August 26, 2015

How to Invest in What You Know

Simple. Thrifty. Living.

Experts often tell investment beginners to stick with what they know. Because learning how to invest can be overwhelming, sticking with what you know makes sense. You already understand how the companies make money; you know the process, the products, the competition and the strengths. If you aren’t sure where to begin, think of the places you shop the most or the brands you know.

You can get expert opinions by reading and studying the market, but personal experience and knowledge through familiarity are things you won’t find in an article. For instance, if you’re a coffee drinker, you know the most popular coffee chains and companies. You know which ones are thriving and which ones seem to be losing steam. If you wouldn’t buy their products, why would anyone else? When you shop frequently at a particular store, eat at a certain restaurant or buy a specific brand, you’re helping that company’s stock grow.

Although you may know exactly what you like, there are some other variables to consider when trying to decide if you should invest in a particular company. Some things to look at include:

  • Price
  • Valuation
  • Revenue growth
  • Bottom line
  • Company debt
  • Volatility
  • Earnings ratio

Companies that are expected to grow rapidly are generally priced higher. If you can find an up-and-coming company, the stock is less expensive. Since the goal is to buy low and sell high, you may want to look for companies that show promise and growth in industries that interest you. Many sites that specialize in educating beginners can help you research those variables.

If you aren’t sure where to begin, make a list of the places you shop the most. Browse new stores in your local mall or opening in your area. If you haven’t heard of it, do a little research to see where the company is based, how many stores exist and the number of new stores projected to open.

Another place to look is through your cabinets and pantry. Although you see a bunch of brands, you may be surprised to learn they are owned by the same parent company. For instance, Johnson & Johnson owns a variety of baby, health care and first aid products under various names, such as Acuvue, Benadryl and Desitin.

  • No comments yet. Be the first to get the conversation started. Here's some food for thought:

    Do you have any thoughts?

Submit a Comment

Your email address will not be published. Required fields are marked *

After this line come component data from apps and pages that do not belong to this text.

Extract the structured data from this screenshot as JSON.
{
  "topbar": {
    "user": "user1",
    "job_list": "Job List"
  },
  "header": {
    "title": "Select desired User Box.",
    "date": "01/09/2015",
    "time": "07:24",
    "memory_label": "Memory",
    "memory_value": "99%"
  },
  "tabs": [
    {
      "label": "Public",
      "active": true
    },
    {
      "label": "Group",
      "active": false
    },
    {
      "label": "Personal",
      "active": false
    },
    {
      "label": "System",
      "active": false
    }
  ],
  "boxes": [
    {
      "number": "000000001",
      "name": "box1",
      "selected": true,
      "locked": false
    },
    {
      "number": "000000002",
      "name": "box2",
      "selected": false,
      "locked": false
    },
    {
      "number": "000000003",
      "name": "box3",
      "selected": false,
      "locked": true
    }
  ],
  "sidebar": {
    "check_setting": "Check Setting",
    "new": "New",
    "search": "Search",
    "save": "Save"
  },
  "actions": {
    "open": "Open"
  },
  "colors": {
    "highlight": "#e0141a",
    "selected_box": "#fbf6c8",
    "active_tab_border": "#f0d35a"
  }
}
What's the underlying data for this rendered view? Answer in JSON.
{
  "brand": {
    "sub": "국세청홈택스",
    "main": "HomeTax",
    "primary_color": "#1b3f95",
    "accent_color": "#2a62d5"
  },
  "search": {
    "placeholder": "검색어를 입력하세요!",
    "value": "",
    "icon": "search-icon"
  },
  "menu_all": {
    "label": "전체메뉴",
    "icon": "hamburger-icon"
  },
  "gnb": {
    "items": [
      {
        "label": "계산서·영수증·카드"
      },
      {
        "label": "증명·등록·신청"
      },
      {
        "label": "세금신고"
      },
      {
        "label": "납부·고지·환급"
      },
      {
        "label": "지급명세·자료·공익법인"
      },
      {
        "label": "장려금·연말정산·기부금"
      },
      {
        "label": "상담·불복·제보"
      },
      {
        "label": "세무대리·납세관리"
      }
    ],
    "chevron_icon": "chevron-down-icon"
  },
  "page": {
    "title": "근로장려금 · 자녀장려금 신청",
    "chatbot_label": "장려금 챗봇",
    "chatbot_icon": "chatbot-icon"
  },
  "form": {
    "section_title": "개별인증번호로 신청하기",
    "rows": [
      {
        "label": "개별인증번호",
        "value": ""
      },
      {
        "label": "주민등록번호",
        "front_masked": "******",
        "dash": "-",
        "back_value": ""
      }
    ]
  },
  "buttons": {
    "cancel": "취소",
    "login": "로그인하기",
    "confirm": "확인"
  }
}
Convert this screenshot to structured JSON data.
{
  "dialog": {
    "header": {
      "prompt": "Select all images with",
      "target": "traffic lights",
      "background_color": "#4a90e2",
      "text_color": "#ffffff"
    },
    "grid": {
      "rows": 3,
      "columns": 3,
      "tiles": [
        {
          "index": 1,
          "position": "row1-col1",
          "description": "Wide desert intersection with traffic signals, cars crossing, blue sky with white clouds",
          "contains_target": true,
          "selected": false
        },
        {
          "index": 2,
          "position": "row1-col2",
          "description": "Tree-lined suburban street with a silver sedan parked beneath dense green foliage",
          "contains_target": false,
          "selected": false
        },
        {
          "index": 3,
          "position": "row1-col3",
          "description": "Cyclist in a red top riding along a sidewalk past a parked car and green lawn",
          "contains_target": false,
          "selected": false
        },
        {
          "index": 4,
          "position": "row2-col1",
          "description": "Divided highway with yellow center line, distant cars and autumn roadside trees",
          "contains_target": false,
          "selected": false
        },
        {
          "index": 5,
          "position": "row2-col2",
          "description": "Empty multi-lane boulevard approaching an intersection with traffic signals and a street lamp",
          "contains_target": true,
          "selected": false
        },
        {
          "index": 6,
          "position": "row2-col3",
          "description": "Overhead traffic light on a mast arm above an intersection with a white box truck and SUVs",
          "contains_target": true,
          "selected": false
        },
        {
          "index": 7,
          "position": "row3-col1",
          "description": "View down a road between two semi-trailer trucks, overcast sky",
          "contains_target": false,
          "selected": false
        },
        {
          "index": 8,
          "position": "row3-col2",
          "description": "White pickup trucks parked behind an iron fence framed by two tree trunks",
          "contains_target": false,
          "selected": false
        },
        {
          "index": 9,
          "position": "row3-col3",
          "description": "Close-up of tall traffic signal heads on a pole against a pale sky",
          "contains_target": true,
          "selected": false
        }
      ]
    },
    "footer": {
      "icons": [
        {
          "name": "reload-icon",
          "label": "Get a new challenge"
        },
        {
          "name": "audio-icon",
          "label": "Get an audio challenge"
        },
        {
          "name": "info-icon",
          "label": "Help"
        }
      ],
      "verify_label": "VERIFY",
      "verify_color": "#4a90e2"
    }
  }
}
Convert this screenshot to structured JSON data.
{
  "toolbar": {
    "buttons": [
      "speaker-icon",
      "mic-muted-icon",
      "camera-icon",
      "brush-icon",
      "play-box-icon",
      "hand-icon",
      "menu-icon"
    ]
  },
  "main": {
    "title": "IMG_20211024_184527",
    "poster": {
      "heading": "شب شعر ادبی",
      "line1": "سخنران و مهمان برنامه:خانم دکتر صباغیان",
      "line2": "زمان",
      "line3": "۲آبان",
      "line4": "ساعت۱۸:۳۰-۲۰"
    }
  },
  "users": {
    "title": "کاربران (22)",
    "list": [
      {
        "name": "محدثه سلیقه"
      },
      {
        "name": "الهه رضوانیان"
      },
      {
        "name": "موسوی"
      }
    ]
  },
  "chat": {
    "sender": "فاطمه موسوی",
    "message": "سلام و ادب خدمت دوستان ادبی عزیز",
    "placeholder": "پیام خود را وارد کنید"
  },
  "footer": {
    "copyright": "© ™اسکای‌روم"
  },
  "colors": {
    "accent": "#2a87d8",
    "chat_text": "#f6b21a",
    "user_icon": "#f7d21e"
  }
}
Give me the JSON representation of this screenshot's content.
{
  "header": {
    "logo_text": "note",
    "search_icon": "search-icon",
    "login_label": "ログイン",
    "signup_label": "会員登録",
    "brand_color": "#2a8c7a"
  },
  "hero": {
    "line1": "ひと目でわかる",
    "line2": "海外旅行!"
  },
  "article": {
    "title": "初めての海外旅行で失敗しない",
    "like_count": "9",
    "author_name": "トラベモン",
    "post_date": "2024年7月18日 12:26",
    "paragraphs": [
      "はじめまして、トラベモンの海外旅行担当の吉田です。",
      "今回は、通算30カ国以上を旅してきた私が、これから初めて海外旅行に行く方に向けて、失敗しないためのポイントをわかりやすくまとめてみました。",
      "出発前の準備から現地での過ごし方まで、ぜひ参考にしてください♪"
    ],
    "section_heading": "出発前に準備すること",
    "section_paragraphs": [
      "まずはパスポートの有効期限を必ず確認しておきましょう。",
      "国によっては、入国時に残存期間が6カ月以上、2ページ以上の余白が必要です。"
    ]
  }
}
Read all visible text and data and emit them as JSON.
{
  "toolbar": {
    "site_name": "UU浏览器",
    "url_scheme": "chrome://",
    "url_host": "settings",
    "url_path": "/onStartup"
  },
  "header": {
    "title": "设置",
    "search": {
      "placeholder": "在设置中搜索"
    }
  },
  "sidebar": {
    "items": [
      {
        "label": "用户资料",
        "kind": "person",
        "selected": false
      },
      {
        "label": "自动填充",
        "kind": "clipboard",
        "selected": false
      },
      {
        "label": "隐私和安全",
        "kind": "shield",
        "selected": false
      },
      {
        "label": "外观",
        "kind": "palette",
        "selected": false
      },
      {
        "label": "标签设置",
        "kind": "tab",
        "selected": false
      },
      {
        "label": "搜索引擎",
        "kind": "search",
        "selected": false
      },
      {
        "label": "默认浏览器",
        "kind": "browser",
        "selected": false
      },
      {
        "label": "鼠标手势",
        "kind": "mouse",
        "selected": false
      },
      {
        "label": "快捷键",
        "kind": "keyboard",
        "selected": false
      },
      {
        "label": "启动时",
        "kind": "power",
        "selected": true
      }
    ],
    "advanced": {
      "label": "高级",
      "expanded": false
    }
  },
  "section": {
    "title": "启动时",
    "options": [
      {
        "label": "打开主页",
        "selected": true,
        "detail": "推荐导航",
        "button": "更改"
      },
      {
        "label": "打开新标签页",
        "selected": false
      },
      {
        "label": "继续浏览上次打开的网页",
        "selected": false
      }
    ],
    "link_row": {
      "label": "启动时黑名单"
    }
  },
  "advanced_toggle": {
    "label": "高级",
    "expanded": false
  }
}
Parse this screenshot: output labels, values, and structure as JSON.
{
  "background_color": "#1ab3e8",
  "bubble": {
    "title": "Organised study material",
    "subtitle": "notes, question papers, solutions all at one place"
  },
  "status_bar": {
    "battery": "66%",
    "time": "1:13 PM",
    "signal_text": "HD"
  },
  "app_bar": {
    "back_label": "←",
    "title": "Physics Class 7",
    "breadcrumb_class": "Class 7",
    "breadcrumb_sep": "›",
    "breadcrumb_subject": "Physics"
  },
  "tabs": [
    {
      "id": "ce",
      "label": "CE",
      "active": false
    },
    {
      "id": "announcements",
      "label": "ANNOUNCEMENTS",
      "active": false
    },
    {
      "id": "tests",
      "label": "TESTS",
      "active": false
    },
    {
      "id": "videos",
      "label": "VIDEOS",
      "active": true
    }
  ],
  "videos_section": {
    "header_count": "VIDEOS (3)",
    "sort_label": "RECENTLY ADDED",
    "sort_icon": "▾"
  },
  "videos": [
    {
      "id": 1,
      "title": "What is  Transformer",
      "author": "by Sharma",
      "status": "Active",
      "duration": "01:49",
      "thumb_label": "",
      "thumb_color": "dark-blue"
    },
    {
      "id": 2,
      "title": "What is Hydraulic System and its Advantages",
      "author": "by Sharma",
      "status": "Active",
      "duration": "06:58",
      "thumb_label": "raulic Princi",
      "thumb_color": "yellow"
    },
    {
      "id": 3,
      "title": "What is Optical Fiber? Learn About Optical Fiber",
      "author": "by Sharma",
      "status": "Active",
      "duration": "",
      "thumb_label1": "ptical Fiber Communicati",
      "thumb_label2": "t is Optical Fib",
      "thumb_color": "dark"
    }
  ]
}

Advertising Disclosure

Advertising Disclaimer: Simple. Thrifty. Living. does receive compensation for some of the services that we recommend, although we only recommend services that we truly believe are the best.